Problem to solve >> Please return every line of the records below that holds the word "Change".

(Data provided Opens)

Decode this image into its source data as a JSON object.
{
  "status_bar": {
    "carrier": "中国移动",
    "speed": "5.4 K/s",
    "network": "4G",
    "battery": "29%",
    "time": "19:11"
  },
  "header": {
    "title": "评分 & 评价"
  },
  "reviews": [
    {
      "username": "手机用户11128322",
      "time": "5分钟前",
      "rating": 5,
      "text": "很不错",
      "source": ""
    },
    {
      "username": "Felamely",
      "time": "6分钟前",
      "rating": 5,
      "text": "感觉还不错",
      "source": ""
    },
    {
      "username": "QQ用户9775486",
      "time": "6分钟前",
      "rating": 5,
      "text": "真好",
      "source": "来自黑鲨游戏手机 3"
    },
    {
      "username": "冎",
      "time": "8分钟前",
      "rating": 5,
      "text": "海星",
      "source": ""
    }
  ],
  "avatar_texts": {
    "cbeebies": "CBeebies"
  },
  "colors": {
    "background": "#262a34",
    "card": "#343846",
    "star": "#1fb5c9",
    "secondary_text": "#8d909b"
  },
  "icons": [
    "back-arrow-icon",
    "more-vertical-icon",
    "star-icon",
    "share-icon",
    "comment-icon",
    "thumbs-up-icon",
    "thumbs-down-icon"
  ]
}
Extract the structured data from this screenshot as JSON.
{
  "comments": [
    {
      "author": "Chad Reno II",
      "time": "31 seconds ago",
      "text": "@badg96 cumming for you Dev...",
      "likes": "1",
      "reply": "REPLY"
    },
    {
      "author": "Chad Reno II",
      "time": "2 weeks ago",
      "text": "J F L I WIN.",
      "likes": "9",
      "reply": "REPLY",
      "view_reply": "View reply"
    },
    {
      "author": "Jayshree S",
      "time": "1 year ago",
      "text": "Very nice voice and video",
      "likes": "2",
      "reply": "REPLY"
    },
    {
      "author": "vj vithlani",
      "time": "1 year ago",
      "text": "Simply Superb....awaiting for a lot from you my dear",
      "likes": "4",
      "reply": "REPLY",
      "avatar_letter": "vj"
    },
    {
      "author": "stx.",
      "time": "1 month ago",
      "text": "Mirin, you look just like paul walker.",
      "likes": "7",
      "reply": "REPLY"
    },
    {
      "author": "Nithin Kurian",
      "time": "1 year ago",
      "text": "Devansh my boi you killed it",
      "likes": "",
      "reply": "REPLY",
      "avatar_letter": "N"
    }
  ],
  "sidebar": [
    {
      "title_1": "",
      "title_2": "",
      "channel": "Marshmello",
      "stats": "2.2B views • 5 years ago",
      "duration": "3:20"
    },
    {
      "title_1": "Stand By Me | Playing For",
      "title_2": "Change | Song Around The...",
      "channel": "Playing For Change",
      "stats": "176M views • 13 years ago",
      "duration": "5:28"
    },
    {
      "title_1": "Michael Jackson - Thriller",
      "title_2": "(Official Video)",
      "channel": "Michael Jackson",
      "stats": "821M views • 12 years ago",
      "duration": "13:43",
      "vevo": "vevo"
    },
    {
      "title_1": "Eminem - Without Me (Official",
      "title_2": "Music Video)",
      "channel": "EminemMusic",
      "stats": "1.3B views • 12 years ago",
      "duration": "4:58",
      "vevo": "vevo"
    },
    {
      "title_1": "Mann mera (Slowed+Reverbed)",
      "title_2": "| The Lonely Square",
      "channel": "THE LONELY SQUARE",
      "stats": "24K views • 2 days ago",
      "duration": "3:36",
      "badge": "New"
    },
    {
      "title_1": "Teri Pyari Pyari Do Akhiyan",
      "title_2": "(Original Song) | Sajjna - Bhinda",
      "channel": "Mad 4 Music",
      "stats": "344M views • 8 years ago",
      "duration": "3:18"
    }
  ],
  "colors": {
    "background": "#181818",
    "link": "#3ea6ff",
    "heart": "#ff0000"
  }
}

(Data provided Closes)

Response to this exercise >>
      "title_2": "Change | Song Around The...",
      "channel": "Playing For Change",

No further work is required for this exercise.